on whether attendance at the party was required, but on the nexus between
the claimants employment and the party. Id. at 75. The court
pointed out that Ski World encouraged and therefore presumably expected its employees to
attend the party. . . . provided the food, the refreshments, the entertainment
and the recreational equipment. . . . and believed that holding such an
event would be in its best business interests. Id. at 77.
This was sufficient connection between the employers business and the recreational activity to
support coverage. Id.
As Noble explained, where the employers interests in sponsoring an after-hours activity are
not merely altruistic, but are also intended to improve the business, the activity
may be incidental to employment. Noble, 146 N.E.2d at 571, 835.
For example, the court in Weldy v. Kline, 616 N.E.2d 398, 405 (Ind.
Ct. App. 1993), held that when an employee was injured at an after-hours
party intended to promote camaraderie among the employees and otherwise benefit the employer,
the injury arose out of employment. Like the interest in generating goodwill
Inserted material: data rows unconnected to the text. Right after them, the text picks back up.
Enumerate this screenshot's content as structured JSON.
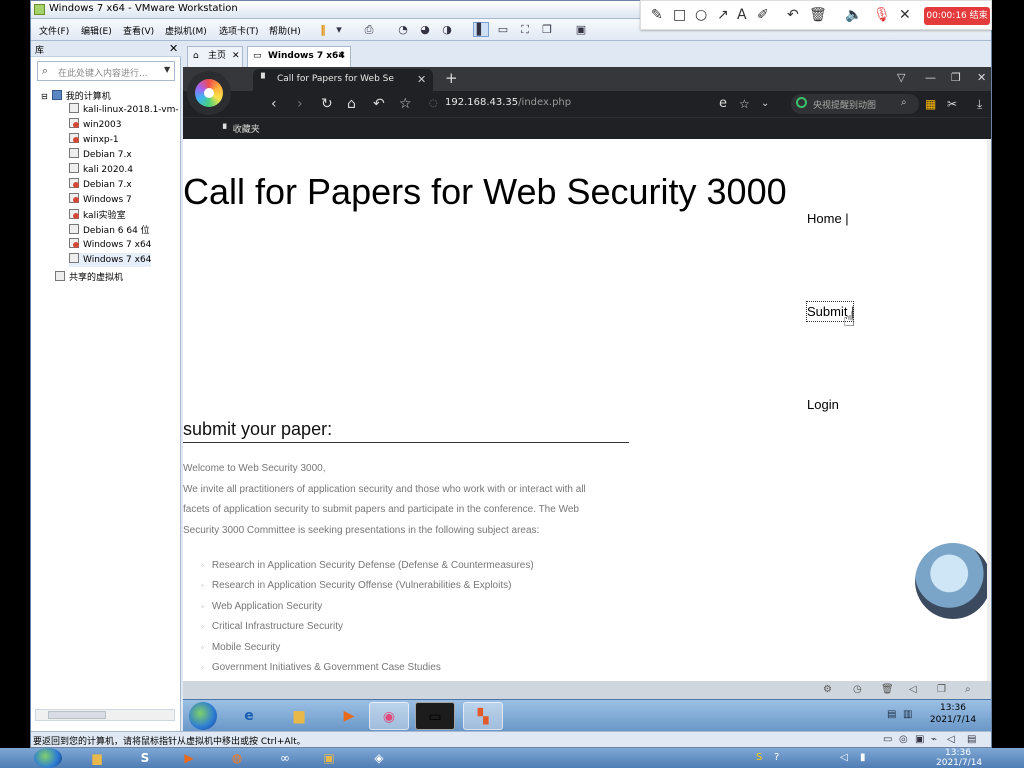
{
  "vmware": {
    "title": "Windows 7 x64 - VMware Workstation",
    "menu": [
      "文件(F)",
      "编辑(E)",
      "查看(V)",
      "虚拟机(M)",
      "选项卡(T)",
      "帮助(H)"
    ],
    "status_text": "要返回到您的计算机，请将鼠标指针从虚拟机中移出或按 Ctrl+Alt。"
  },
  "recorder": {
    "timer": "00:00:16 结束"
  },
  "library": {
    "title": "库",
    "search_placeholder": "在此处键入内容进行...",
    "root": "我的计算机",
    "items": [
      {
        "label": "kali-linux-2018.1-vm-",
        "red": false
      },
      {
        "label": "win2003",
        "red": true
      },
      {
        "label": "winxp-1",
        "red": true
      },
      {
        "label": "Debian 7.x",
        "red": false
      },
      {
        "label": "kali 2020.4",
        "red": false
      },
      {
        "label": "Debian 7.x",
        "red": true
      },
      {
        "label": "Windows 7",
        "red": true
      },
      {
        "label": "kali实验室",
        "red": true
      },
      {
        "label": "Debian 6 64 位",
        "red": false
      },
      {
        "label": "Windows 7 x64",
        "red": true
      },
      {
        "label": "Windows 7 x64",
        "red": false
      }
    ],
    "shared": "共享的虚拟机"
  },
  "vm_tabs": {
    "home": "主页",
    "active": "Windows 7 x64"
  },
  "browser": {
    "tab_title": "Call for Papers for Web Se",
    "url_host": "192.168.43.35",
    "url_path": "/index.php",
    "search_text": "央视提醒别动图",
    "bookmark": "收藏夹"
  },
  "page": {
    "title": "Call for Papers for Web Security 3000",
    "nav": {
      "home": "Home |",
      "submit": "Submit |",
      "login": "Login"
    },
    "subtitle": "submit your paper:",
    "paragraphs": [
      "Welcome to Web Security 3000,",
      "We invite all practitioners of application security and those who work with or interact with all",
      "facets of application security to submit papers and participate in the conference. The Web",
      "Security 3000 Committee is seeking presentations in the following subject areas:"
    ],
    "topics": [
      "Research in Application Security Defense (Defense & Countermeasures)",
      "Research in Application Security Offense (Vulnerabilities & Exploits)",
      "Web Application Security",
      "Critical Infrastructure Security",
      "Mobile Security",
      "Government Initiatives & Government Case Studies"
    ]
  },
  "guest_clock": {
    "time": "13:36",
    "date": "2021/7/14"
  },
  "host_clock": {
    "time": "13:36",
    "date": "2021/7/14"
  }
}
among the employees, Gemtrons interest in fostering goodwill in the community was calculated
to confer a business benefit. Even if Gemtrons motives in conceiving and
implementing the project were largely altruistic and certainly laudable, it was also in
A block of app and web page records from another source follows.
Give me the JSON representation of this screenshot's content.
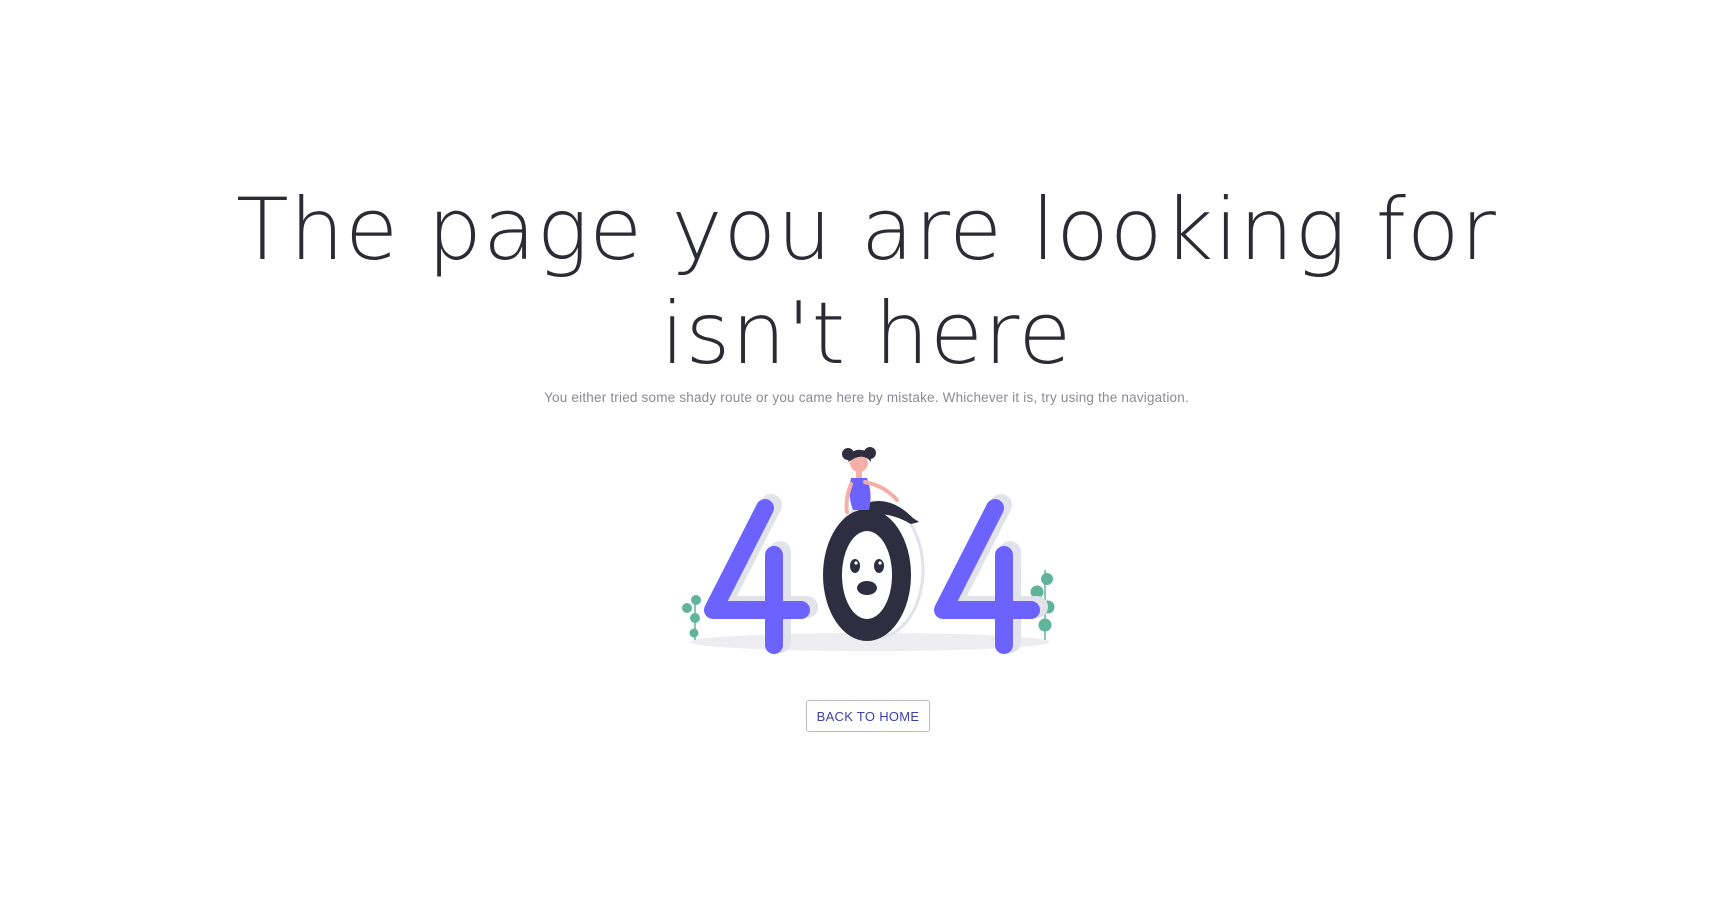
{
  "error_page": {
    "heading_line1": "The page you are looking for",
    "heading_line2": "isn't here",
    "message": "You either tried some shady route or you came here by mistake. Whichever it is, try using the navigation.",
    "illustration_text": "404",
    "back_button_label": "BACK TO HOME"
  },
  "colors": {
    "accent": "#6c63ff",
    "dark": "#2f2e41",
    "plant": "#5fb49a",
    "button_text": "#3f3fa8"
  },
  "icons": {
    "illustration": "404-woman-sitting-illustration"
  }
}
Gemtrons business interest to involve itself in community projects. Gemtron did not
require attendance at the cleanup and did not receive or expect a direct
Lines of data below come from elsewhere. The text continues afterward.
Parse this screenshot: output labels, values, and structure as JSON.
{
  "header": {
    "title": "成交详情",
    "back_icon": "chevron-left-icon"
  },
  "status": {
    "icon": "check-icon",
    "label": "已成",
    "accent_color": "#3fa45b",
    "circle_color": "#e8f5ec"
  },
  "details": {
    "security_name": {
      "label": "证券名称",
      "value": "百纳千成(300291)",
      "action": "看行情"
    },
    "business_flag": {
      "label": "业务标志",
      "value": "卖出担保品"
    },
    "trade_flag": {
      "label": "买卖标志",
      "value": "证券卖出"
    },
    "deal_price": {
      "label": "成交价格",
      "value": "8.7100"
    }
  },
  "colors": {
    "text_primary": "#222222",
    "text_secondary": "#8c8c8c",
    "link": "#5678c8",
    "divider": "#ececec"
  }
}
business benefit. Citing Noble, and Ski World, the Court of Appeals majority
reasoned that for an after-hours activity to fall within the ambit of employment,
participation must be mandatory and the employer must receive some direct business benefit
from the activity. Knoy v. Cary, 794 N.E.2d 572, 576 (Ind. Ct.
App. 2003). We do not agree that mandatory attendance is required.
Rather, we agree with Judge Friedlander, who noted in dissent that although the
business meeting in Noble was mandatory, the swimming and boating activities after the
meeting were not. Id. at 579. Similarly, in Ski World, attendance
was voluntary, but encouraged. Ski World, 489 N.E.2d at 77. In
this case, attendance at the cleanup activity was not mandatory, but Gemtron encouraged
it by posting notices of the project on employee bulletin boards and inviting
employees to participate. Gemtron also provided tools and refreshments for the participants.
As Gemtrons efforts to publicize the cleanup demonstrate, an employers public image is
a significant business consideration. Gemtrons sponsorship of and participation in the project
served its business interests by enhancing its image, fostering a good relationship with
the local community, and team building among its employees. The reputation of
a business as a good citizen of the community is important in obtaining
and retaining employees as well as in customer relations and in some cases
governmental relations. Finally, we certainly do not wish to discourage activities such
as Gemtrons by adding to the cost. However, the effect of finding
workers compensation to cover such an activity is sometimes to the employers benefit
by denying a tort recovery and sometimes to its detriment by awarding workers
compensation benefits. The workers compensation law is to be construed broadly.
Daugherty v. Indus. Contr. & Erecting, 802 N.E.2d 912, 919 (Ind. 2004) (citations
omitted); Milledge, 784 N.E.2d at 933 (citations omitted); Evans, 491 N.E.2d at 971.
If that construction is thought to inhibit corporate participation in charitable and community
events unduly, that balance is one for the legislature to adjust.
The judgment of the trial court is reversed. This case is remanded
with instructions to dismiss the complaint.
Shepard, C.J. and Dickson, Sullivan and Rucker, JJ., concur.